"Better than Wolf Hall because it’s all true. The authors’ extraordinary scholarship in every possible historical source, as well as the vibrancy of their writing, delivers the seemingly impossible: a genuinely fresh interpretation of the marriage that produced Protestant England and the greatest of all the British monarchs, Elizabeth I. With a paranoiac court where mild flirtation could lead to torture and disembowelment, the story still has the power to shock: Henry Tudor meets Joseph Stalin.
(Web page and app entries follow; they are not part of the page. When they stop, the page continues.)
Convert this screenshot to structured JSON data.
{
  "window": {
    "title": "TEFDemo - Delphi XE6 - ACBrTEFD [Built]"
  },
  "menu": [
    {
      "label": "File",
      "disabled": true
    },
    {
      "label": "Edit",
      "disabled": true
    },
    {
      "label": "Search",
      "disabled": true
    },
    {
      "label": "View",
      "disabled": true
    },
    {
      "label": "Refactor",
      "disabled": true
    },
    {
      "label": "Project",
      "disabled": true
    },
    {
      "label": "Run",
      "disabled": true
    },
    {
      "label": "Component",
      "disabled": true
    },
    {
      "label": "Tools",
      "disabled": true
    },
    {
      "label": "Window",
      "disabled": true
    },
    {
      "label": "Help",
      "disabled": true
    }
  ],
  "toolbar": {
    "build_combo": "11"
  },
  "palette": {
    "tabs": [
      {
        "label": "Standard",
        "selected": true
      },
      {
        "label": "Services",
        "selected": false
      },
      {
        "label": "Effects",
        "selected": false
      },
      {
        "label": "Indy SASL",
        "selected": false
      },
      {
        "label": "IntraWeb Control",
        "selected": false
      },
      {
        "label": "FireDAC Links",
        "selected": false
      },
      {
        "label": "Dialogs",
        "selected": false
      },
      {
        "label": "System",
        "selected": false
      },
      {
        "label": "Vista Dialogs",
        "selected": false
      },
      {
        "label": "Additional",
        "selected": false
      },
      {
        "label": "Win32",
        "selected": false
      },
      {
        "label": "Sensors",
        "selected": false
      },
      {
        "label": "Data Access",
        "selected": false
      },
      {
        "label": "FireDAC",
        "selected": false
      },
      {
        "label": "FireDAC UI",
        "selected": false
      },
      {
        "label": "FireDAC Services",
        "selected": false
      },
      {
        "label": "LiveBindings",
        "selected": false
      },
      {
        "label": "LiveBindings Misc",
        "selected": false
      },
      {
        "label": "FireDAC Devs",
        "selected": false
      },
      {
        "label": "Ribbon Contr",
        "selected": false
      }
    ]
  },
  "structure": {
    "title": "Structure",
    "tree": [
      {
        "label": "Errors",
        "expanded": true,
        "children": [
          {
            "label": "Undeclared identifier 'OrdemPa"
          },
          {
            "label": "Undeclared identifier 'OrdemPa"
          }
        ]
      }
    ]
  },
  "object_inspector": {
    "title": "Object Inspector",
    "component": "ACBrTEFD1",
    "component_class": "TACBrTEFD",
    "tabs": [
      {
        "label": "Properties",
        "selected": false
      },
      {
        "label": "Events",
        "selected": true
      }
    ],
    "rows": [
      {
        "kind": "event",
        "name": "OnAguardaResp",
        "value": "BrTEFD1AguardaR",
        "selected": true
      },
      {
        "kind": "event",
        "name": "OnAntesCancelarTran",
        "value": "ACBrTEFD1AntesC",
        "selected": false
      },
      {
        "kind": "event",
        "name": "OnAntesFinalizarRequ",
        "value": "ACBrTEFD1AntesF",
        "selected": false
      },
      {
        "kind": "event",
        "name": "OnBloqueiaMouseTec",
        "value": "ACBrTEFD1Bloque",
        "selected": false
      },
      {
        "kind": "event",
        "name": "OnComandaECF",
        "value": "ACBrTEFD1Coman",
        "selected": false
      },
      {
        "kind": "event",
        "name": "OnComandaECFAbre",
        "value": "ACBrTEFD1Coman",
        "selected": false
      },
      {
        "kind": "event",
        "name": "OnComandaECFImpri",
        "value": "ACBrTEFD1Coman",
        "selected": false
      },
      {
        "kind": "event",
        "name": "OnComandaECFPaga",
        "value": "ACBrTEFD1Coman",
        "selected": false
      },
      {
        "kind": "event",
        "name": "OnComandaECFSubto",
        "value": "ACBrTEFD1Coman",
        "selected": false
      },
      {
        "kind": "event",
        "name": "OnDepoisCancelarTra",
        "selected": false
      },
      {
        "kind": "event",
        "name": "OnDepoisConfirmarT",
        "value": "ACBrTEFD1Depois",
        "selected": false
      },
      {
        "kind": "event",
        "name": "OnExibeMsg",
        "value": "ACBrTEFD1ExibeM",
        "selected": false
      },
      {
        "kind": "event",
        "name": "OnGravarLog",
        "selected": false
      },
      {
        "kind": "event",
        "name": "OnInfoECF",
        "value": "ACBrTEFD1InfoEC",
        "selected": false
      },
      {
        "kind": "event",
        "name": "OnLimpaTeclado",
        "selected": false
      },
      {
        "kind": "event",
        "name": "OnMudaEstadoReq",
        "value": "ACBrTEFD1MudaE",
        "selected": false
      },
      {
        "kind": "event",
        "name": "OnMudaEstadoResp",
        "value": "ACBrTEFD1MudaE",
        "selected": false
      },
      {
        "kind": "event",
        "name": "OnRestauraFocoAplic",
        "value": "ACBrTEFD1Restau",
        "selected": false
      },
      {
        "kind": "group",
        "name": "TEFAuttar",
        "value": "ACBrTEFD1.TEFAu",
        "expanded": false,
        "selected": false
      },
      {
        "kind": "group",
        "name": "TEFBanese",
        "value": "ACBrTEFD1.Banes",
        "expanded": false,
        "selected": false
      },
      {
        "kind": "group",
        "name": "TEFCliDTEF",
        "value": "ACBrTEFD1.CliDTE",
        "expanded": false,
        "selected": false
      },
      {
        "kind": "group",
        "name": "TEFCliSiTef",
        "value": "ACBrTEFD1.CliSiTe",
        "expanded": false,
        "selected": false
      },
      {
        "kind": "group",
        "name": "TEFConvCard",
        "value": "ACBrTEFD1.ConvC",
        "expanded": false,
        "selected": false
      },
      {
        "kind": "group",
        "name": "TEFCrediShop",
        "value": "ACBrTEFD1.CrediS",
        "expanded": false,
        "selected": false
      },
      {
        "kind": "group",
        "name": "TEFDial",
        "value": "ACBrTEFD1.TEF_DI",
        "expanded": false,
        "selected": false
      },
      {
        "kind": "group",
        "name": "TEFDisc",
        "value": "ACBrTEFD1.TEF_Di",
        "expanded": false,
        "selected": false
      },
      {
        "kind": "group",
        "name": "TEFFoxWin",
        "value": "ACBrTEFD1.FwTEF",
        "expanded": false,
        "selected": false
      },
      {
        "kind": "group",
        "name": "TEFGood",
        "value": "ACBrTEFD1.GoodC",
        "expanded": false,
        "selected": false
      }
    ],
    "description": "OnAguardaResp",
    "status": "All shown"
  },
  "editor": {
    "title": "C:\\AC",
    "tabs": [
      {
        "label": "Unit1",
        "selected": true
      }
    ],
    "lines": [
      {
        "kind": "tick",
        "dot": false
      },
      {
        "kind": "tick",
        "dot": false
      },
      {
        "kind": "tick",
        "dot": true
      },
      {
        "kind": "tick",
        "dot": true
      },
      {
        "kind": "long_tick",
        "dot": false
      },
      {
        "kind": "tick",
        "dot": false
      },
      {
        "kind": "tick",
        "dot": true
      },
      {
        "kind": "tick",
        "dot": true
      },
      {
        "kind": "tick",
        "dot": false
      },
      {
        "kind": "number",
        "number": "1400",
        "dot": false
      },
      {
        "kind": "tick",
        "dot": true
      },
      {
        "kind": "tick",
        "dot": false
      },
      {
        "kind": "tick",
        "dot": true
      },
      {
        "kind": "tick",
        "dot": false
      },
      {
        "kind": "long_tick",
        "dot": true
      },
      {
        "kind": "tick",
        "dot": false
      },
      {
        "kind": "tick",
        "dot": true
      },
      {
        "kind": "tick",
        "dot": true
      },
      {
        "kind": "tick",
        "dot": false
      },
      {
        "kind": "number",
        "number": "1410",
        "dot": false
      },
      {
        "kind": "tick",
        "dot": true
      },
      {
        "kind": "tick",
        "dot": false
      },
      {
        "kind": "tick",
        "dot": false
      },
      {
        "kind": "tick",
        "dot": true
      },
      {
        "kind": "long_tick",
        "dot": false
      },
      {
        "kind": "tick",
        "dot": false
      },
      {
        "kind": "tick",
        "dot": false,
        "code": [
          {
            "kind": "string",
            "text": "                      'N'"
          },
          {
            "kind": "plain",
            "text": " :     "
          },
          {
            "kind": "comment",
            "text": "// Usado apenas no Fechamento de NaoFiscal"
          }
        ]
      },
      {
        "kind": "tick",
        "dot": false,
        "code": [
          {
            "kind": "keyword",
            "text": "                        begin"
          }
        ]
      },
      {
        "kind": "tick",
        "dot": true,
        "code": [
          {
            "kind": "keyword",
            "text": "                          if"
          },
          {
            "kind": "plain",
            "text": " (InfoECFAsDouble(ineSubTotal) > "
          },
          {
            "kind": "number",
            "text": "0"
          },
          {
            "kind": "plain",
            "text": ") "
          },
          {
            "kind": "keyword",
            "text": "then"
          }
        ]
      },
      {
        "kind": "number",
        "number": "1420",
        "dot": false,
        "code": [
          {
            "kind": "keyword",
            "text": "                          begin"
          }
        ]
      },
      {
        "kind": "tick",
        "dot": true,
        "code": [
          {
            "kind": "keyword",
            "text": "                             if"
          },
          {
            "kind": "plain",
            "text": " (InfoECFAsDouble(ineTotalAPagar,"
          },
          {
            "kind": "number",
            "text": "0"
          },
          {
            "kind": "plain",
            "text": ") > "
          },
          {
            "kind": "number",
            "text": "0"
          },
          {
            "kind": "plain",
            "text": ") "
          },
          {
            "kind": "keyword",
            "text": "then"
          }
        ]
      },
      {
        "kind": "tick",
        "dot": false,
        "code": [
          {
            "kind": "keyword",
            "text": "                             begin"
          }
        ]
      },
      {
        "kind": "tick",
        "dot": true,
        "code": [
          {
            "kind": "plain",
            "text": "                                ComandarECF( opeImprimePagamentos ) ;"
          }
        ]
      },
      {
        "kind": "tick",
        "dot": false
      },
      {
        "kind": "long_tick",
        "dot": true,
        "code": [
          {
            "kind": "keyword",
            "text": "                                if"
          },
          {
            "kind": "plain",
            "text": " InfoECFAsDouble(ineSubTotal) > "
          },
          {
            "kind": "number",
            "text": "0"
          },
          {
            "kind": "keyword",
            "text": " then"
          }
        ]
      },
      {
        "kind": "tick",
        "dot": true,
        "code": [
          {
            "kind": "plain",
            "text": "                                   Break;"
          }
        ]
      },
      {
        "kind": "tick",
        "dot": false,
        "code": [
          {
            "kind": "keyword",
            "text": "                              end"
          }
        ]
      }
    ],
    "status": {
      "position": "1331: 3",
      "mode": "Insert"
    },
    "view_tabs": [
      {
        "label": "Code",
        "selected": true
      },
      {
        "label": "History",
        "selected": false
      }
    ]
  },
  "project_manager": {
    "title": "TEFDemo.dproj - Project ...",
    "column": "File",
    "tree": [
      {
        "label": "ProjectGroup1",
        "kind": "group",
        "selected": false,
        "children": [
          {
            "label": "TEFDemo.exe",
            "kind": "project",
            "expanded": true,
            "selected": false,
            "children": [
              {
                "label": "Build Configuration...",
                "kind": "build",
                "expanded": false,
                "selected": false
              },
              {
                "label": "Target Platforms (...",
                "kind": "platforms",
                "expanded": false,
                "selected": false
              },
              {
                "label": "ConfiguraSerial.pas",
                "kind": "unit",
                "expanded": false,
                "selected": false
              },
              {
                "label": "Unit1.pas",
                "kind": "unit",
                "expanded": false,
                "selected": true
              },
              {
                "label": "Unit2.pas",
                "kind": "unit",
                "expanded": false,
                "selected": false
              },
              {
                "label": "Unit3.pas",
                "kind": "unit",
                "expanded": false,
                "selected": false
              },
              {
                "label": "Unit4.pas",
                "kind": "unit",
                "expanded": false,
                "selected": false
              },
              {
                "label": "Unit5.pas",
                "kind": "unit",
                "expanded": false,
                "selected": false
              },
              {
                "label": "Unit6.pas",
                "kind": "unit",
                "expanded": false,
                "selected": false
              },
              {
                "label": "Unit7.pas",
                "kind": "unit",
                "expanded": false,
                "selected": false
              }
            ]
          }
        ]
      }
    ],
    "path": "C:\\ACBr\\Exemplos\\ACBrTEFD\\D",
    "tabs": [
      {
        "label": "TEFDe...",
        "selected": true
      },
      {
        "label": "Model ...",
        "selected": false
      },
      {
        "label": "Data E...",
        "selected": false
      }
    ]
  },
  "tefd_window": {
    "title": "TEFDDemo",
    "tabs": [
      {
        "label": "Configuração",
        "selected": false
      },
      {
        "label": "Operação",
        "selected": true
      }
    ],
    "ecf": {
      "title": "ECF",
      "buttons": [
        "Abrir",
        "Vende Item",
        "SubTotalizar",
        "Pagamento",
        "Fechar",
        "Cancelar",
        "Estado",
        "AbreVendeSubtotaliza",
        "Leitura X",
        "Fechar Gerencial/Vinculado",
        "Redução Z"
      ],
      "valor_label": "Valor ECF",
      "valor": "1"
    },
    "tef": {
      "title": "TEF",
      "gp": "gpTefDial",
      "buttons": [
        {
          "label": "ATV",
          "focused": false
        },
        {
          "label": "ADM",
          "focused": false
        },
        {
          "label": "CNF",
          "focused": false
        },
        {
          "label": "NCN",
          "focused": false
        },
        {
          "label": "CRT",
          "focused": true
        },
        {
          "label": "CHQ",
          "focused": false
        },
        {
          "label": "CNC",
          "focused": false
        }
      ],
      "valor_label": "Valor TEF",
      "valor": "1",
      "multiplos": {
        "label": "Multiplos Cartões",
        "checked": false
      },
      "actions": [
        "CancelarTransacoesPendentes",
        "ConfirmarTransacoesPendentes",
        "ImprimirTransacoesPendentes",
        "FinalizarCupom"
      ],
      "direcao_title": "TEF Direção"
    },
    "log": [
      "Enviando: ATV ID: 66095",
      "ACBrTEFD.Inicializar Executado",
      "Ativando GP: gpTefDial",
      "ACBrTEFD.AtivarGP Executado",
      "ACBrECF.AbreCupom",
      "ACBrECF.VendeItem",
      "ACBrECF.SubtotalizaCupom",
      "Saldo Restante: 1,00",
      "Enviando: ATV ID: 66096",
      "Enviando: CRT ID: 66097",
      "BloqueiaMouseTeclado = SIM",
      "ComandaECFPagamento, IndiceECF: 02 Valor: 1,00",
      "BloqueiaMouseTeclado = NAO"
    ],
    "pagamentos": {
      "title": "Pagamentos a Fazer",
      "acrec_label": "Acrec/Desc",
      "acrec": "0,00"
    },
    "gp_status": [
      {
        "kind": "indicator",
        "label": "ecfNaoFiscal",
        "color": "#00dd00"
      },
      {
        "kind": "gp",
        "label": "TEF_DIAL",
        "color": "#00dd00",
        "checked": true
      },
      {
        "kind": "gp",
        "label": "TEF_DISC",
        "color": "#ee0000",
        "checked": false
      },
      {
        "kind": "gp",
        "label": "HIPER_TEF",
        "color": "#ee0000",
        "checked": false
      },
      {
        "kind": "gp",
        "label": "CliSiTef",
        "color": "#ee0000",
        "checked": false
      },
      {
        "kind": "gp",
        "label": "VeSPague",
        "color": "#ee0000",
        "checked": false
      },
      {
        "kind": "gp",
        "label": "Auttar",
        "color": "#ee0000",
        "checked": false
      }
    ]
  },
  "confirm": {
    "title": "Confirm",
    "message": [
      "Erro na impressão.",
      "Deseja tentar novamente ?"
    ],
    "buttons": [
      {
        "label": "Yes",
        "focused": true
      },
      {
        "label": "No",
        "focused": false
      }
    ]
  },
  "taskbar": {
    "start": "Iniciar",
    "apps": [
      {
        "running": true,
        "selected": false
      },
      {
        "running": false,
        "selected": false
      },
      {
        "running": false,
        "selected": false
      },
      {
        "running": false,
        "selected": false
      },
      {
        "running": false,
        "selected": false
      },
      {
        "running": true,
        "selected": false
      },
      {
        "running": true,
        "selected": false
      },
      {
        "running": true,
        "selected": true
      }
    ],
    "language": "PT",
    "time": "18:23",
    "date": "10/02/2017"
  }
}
Anne Boleyn was a strong independent woman, and paid an horrific price for it." — Andrew Roberts, author of Churchill: Walking with Destiny
“Compelling, absorbing . . . . a wonderfully rich book, thoroughly researched, with a wealth of detail and a fair-minded approach to its story.” — Wall Street Journal
"A sumptuous drama of lust, intrigue, and betrayal, underpinned by the harsh reality of politics." — Amanda Foreman, author of Georgiana: Duchess of Devonshire
"The vivacious Anne Boleyn comes alive in this impressive study. . . . Combines meticulously researched history with contemporary voices and narrative flair. The approach is fresh." — The Times (UK)
"An intriguing, thought-provoking, extensively researched look at the marriage that impacted and changed history. Readers interested in the history of the Tudors will be especially drawn to this book." — Library Journal
“The authors offer more nuance than the traditional view of Anne . . . . A tragic historical tale delineated with admirable elucidation." — Kirkus Reviews
“The shelves are piled high with books about Anne Boleyn, so do Guy and Fox—appropriately, a husband and wife team—have anything to add? The answer is that they unquestionably do. Their book provides the most cogent narrative reading of the evidence to date. It leaves us in no doubt of the momentous consequences of Henry’s pursuit of Anne Boleyn.” — The Spectator
"The authors’ research is some of the finest out there." — Sunday Telegraph
"This book is at once an education and a joy to read." — Literary Review